Breaking down barriers to academic success
Aurum Awards 2021: Irving Fish (MD’64)
By Mark Campbell | Photos provided
For years, Irving Fish (MD’64) helped remove barriers to academic excellence among his patients as director of Pediatric Neurology at New York University Grossman School of Medicine. But it was a resident he mentored from Ethiopia, Tesfaye Zelleke, who opened his eyes to other ways to make a difference.
“He chose poverty in Ethiopia as his research project,” recalls Dr. Fish, who is now retired. “It is well known that the best way out of poverty is education. But as we began to look at education there, we noted that, traditionally, 25 per cent of students dropped out of school by the end of the first grade, and more than 50 per cent dropped out by the end of fifth grade. We thought that if we could give disadvantaged children the tools they needed to succeed before starting school, they could do as well as any other students.”

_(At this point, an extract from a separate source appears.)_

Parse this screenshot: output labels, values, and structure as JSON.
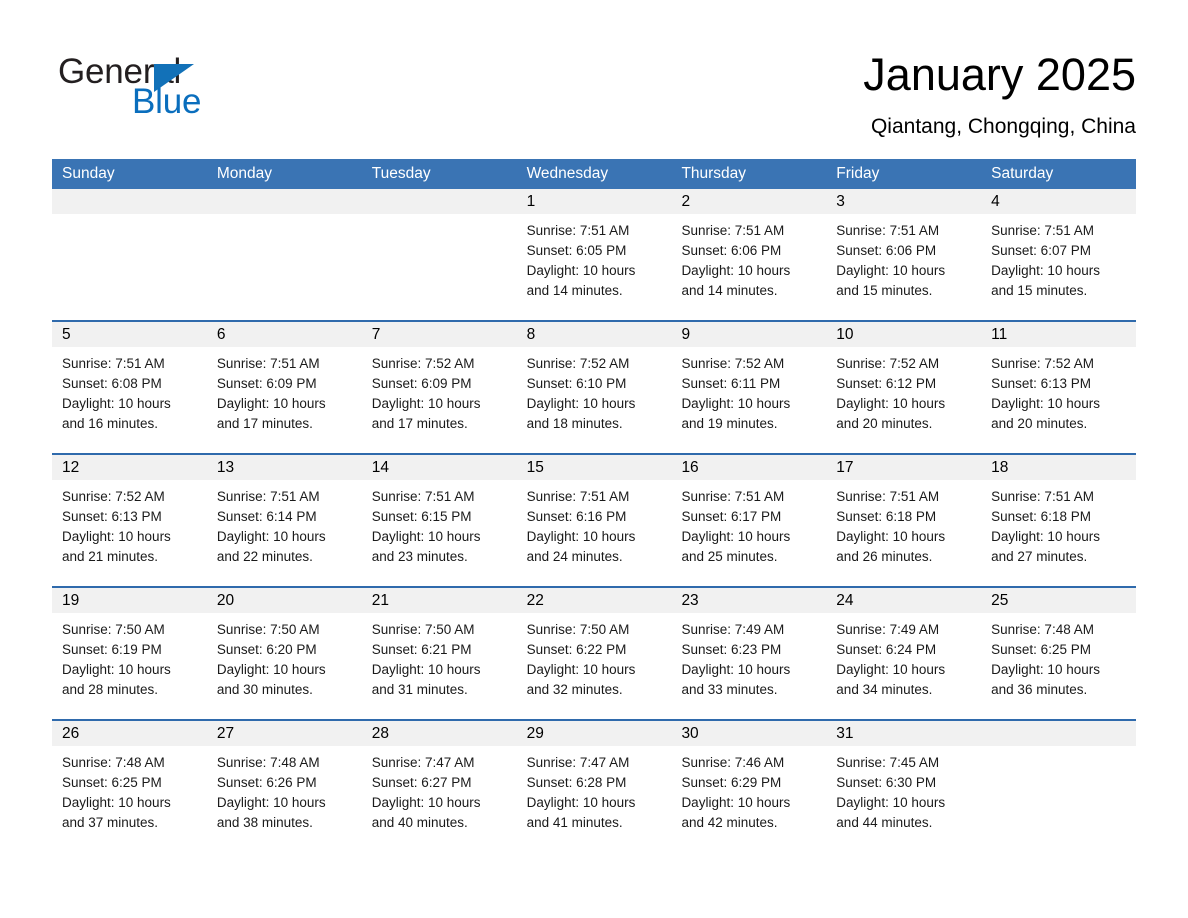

Joined by his wife, Ilene, a lawyer, Menelik Desta, one of Ethiopia’s most prominent psychiatrists, and community representatives in Ethiopia, Dr. Fish and Dr. Zelleke launched the Ethiopian School Readiness Initiative (ESRI) in 2007. Initially run under the umbrella of NYU Langone Medical Center, the comprehensive non-profit program is now an independent organization. The program gives disadvantaged children ages three to six opportunities to thrive academically. Families that participate in the program have access to early education, health care, and monthly parent education sessions led by Dr. Desta.
“We have educated more than 65,000 children over the past 13 years,” Dr. Fish says. “Over 60 per cent of our children can read by the time they get to school, which is probably our greatest accomplishment. Our second biggest accomplishment is that some of our kids are now in college.” Dr. Fish adds that ESRI works in partnership with local and federal education authorities to ensure its long-term sustainability and has given local populations a stake in its operation and success.
The initiative has had other far-reaching impacts in Ethiopia. Monthly parent education sessions have helped reduce the prevalence of corporal punishment among participating families. It has also addressed poverty and gender inequality by providing financial and vocational training, as well as start-up funding, to mothers.
“Teachers tell us that they know whose mothers are in business because the children are more confident, more socially adept, and learn better. There is a women’s moiety—a family moiety—to this program as well,” Dr. Fish says.
An aspirational pursuit
Much to Dr. Fish’s delight, the initiative and its impacts have earned him an Aurum Award. More than 60 years on, the instruction he received at Dalhousie continues to inspire him to make a difference. “My professors taught me that I had a responsibility to serve the public and gave me the tools to help people to the best of my ability,” he says. “I am very happy that the institution that gave me this gift is proud of how I have used it. I am thankful to be chosen for this award.”
Dr. Fish is now using the inspiration and education Dalhousie gave him to grow ESRI so that it has a presence across Ethiopia. “We have opened 87 schools in regions where 75 per cent of the population resides,” says Dr. Fish, who celebrated his 83rd birthday in May. “It is my aspiration that eventually all the children in these regions will have access to preschool. It is also our aspiration to extend our preschool presence so that we are in regions where 95 per cent of the population lives. Our work won’t be done until every child has access, which likely will be long after I’m gone. But I will continue to do whatever I can to achieve that goal.”